Such was Thompson’s enthusiasm for Bolshevism that he was affectionately nicknamed “the Bolshevik of Wall Street” among the denizens of the New York financial district. Thompson gave a lengthy interview with The New York Times just after his four-month tour with the American Red Cross Mission, lauding the Bolsheviks. The article is an interesting indication of how Wall Street viewed their supposedly “deadly enemies,” the Bolsheviks, at a time during which the Soviets were still far from secure. “His opinion was that Russia needs America, that America must stand by Russia,” states The New York Times, which further states:
Colonel Thompson is a banker and a capitalist, and he has large manufacturing interests. He is not a sentimentalist nor a “radical.” But he has come back from his official visit to Russia in absolute sympathy with the Russian democracy as represented by the Bolsheviki at present.
While Thompson did not consider Bolshevism the final form of government, he did see it as the most promising step towards a “representative government” and that it was the “duty” of the USA to “sympathize” with and “aid” Russia “through her days of crisis.” He stated that in reply to surprise at his pro-Bolshevik sentiments he did not mind being called “red” if that meant sympathy for 1,70,000,000 people “struggling for liberty and fair living.” Thompson, like Sands, praised the Bolshevik Government as being the equivalent to America’s democracy, stating: “The present government in Russia is a government of workingmen. It is a Government by the majority, and, because our Government is a government of the majority, I don’t see how we can fail to support the Government of Russia.”

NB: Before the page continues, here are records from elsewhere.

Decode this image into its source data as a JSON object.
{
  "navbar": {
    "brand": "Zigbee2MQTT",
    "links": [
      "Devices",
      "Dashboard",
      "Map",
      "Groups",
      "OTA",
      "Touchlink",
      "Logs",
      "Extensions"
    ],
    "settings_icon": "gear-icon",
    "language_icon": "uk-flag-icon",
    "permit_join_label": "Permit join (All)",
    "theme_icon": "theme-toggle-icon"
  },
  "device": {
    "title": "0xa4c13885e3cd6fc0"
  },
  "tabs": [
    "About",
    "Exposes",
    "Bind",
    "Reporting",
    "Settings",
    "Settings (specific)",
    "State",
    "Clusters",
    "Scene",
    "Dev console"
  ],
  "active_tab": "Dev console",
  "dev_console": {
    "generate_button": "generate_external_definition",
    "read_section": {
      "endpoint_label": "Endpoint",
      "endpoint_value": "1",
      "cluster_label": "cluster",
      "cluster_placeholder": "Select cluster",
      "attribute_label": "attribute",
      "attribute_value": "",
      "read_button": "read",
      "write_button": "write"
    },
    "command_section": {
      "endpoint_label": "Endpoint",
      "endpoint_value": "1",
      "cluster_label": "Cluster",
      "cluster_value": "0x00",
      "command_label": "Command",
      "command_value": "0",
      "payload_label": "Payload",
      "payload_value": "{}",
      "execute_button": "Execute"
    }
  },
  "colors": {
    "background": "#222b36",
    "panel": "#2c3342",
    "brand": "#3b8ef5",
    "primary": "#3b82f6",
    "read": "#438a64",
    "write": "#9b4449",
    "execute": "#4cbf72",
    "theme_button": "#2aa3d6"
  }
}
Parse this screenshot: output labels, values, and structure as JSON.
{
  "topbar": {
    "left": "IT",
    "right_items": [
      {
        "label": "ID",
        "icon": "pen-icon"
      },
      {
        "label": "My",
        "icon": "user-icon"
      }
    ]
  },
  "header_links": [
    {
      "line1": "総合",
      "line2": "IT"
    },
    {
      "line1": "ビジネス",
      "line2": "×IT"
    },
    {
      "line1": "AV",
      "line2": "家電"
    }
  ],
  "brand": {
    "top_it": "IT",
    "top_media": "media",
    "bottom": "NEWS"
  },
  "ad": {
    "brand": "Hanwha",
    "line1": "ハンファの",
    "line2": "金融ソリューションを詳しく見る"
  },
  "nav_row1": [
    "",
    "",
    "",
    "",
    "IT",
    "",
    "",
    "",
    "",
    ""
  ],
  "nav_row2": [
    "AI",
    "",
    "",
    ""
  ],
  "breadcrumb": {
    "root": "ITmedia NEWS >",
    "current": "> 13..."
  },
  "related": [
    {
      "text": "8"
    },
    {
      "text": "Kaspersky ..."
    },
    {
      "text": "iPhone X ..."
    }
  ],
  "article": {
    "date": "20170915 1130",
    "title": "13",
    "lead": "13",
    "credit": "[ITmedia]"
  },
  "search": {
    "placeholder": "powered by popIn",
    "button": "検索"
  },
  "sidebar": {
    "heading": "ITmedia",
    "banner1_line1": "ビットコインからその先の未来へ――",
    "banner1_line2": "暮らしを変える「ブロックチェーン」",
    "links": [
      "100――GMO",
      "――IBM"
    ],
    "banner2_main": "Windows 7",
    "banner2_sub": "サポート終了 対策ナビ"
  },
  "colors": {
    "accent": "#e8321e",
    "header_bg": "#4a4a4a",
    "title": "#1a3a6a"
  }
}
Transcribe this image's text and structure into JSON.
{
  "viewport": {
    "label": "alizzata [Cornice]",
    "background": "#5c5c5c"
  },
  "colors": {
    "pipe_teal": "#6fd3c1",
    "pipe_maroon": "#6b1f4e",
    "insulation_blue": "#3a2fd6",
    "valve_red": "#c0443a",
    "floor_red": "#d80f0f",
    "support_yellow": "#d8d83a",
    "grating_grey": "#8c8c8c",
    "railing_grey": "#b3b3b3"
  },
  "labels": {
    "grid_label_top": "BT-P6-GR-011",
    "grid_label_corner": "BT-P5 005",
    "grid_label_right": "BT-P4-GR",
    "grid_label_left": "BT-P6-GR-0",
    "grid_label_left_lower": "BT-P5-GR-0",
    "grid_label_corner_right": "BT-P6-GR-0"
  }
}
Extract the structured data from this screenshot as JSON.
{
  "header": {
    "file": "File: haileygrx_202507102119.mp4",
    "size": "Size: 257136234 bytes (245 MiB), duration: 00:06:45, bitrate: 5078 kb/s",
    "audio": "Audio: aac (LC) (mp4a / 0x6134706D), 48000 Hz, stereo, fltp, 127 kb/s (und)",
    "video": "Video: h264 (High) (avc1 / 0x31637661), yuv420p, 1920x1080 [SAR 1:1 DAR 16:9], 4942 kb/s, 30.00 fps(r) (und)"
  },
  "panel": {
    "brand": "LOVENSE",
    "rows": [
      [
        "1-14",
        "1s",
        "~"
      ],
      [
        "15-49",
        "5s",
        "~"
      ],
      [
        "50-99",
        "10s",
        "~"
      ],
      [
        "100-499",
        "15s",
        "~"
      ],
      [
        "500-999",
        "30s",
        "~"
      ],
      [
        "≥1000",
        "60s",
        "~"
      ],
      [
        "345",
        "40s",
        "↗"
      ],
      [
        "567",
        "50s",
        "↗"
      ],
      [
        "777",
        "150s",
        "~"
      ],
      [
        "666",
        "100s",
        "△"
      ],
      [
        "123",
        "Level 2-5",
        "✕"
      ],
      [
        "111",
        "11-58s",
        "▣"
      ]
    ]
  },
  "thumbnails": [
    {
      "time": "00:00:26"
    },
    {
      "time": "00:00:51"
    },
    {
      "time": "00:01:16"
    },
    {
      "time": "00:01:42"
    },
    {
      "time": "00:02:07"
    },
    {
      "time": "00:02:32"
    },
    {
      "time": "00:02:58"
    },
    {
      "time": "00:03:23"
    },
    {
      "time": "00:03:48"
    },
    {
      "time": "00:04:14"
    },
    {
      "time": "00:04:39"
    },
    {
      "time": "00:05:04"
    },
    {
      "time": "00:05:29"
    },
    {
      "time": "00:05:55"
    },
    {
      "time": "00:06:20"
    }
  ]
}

Thompson in what might be seen as a dialectical outlook, saw the prospects of the Bolshevik Government being transformed as it incorporated a more Centrist position and included employers. If Bolshevism did not proceed thus, then “God help the world,” warned Thompson. The Times article ends: “At home in New York, the Colonel has received the good-natured title of ‘the Bolshevik of Wall Street.'”
It can be seen that Thompson regarded the Bolshevik revolution as part of a phase, rather than an end, that would hopefully develop into a new synthesis. As history transpired less than a decade later, the new synthesis that did emerge under Stalin was something different from that hoped for by the kind of business interests represented by Thompson, Sanders, Vanderlip, et al; despite the renewed optimism that was monetarily encouraged by the Allied alliance with Stalin during World War II, which turned out from Stalin’s perspective to be strictly a marriage of convenience and limited duration.